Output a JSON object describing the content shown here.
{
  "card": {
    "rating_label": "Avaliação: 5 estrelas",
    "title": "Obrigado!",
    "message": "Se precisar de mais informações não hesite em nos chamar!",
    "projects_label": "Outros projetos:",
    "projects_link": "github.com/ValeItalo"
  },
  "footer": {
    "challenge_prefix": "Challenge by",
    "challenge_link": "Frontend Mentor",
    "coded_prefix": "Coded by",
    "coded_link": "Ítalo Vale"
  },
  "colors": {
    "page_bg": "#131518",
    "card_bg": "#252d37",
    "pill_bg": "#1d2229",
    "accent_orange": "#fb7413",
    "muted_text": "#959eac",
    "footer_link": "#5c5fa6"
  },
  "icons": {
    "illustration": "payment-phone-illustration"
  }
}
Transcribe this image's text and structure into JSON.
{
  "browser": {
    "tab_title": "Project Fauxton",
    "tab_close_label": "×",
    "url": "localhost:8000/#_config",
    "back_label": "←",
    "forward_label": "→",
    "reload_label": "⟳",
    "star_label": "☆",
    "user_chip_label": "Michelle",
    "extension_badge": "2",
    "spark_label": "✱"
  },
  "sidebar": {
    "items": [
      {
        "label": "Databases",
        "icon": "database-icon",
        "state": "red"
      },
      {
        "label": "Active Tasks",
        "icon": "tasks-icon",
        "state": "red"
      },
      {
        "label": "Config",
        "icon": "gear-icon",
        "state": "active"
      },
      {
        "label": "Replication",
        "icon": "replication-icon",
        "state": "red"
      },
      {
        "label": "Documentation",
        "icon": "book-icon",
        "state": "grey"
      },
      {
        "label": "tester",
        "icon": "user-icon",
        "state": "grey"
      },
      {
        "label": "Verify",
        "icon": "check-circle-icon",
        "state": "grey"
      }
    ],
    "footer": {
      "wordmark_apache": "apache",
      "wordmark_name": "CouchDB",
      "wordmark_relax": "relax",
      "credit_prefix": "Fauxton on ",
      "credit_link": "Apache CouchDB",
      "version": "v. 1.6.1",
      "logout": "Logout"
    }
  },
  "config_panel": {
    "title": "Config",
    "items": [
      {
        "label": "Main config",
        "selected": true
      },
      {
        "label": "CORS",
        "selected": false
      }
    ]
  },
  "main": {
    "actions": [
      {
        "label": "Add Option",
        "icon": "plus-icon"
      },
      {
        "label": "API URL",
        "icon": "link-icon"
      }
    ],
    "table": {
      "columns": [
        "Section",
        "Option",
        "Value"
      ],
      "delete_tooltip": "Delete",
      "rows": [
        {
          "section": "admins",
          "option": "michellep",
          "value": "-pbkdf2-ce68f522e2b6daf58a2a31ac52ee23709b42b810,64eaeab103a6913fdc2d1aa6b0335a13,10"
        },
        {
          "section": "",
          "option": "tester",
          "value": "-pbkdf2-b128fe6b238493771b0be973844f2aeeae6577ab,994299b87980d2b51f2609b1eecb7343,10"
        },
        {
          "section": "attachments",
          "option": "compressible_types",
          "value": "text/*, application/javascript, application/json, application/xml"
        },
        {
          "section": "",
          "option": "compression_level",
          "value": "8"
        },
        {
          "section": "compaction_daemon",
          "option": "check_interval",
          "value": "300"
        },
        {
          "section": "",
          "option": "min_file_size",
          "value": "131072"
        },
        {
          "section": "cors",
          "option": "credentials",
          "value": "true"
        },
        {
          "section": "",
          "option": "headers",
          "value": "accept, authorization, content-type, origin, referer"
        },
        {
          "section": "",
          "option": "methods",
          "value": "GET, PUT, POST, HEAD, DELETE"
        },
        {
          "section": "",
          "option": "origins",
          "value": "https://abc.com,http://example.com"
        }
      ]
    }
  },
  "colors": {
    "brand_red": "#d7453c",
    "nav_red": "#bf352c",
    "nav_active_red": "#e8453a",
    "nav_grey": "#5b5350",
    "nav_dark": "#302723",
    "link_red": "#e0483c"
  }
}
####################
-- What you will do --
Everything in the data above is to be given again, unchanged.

-- Solved problem --
Output a JSON object describing the content shown here.
{
  "card": {
    "rating_label": "Avaliação: 5 estrelas",
    "title": "Obrigado!",
    "message": "Se precisar de mais informações não hesite em nos chamar!",
    "projects_label": "Outros projetos:",
    "projects_link": "github.com/ValeItalo"
  },
  "footer": {
    "challenge_prefix": "Challenge by",
    "challenge_link": "Frontend Mentor",
    "coded_prefix": "Coded by",
    "coded_link": "Ítalo Vale"
  },
  "colors": {
    "page_bg": "#131518",
    "card_bg": "#252d37",
    "pill_bg": "#1d2229",
    "accent_orange": "#fb7413",
    "muted_text": "#959eac",
    "footer_link": "#5c5fa6"
  },
  "icons": {
    "illustration": "payment-phone-illustration"
  }
}
Transcribe this image's text and structure into JSON.
{
  "browser": {
    "tab_title": "Project Fauxton",
    "tab_close_label": "×",
    "url": "localhost:8000/#_config",
    "back_label": "←",
    "forward_label": "→",
    "reload_label": "⟳",
    "star_label": "☆",
    "user_chip_label": "Michelle",
    "extension_badge": "2",
    "spark_label": "✱"
  },
  "sidebar": {
    "items": [
      {
        "label": "Databases",
        "icon": "database-icon",
        "state": "red"
      },
      {
        "label": "Active Tasks",
        "icon": "tasks-icon",
        "state": "red"
      },
      {
        "label": "Config",
        "icon": "gear-icon",
        "state": "active"
      },
      {
        "label": "Replication",
        "icon": "replication-icon",
        "state": "red"
      },
      {
        "label": "Documentation",
        "icon": "book-icon",
        "state": "grey"
      },
      {
        "label": "tester",
        "icon": "user-icon",
        "state": "grey"
      },
      {
        "label": "Verify",
        "icon": "check-circle-icon",
        "state": "grey"
      }
    ],
    "footer": {
      "wordmark_apache": "apache",
      "wordmark_name": "CouchDB",
      "wordmark_relax": "relax",
      "credit_prefix": "Fauxton on ",
      "credit_link": "Apache CouchDB",
      "version": "v. 1.6.1",
      "logout": "Logout"
    }
  },
  "config_panel": {
    "title": "Config",
    "items": [
      {
        "label": "Main config",
        "selected": true
      },
      {
        "label": "CORS",
        "selected": false
      }
    ]
  },
  "main": {
    "actions": [
      {
        "label": "Add Option",
        "icon": "plus-icon"
      },
      {
        "label": "API URL",
        "icon": "link-icon"
      }
    ],
    "table": {
      "columns": [
        "Section",
        "Option",
        "Value"
      ],
      "delete_tooltip": "Delete",
      "rows": [
        {
          "section": "admins",
          "option": "michellep",
          "value": "-pbkdf2-ce68f522e2b6daf58a2a31ac52ee23709b42b810,64eaeab103a6913fdc2d1aa6b0335a13,10"
        },
        {
          "section": "",
          "option": "tester",
          "value": "-pbkdf2-b128fe6b238493771b0be973844f2aeeae6577ab,994299b87980d2b51f2609b1eecb7343,10"
        },
        {
          "section": "attachments",
          "option": "compressible_types",
          "value": "text/*, application/javascript, application/json, application/xml"
        },
        {
          "section": "",
          "option": "compression_level",
          "value": "8"
        },
        {
          "section": "compaction_daemon",
          "option": "check_interval",
          "value": "300"
        },
        {
          "section": "",
          "option": "min_file_size",
          "value": "131072"
        },
        {
          "section": "cors",
          "option": "credentials",
          "value": "true"
        },
        {
          "section": "",
          "option": "headers",
          "value": "accept, authorization, content-type, origin, referer"
        },
        {
          "section": "",
          "option": "methods",
          "value": "GET, PUT, POST, HEAD, DELETE"
        },
        {
          "section": "",
          "option": "origins",
          "value": "https://abc.com,http://example.com"
        }
      ]
    }
  },
  "colors": {
    "brand_red": "#d7453c",
    "nav_red": "#bf352c",
    "nav_active_red": "#e8453a",
    "nav_grey": "#5b5350",
    "nav_dark": "#302723",
    "link_red": "#e0483c"
  }
}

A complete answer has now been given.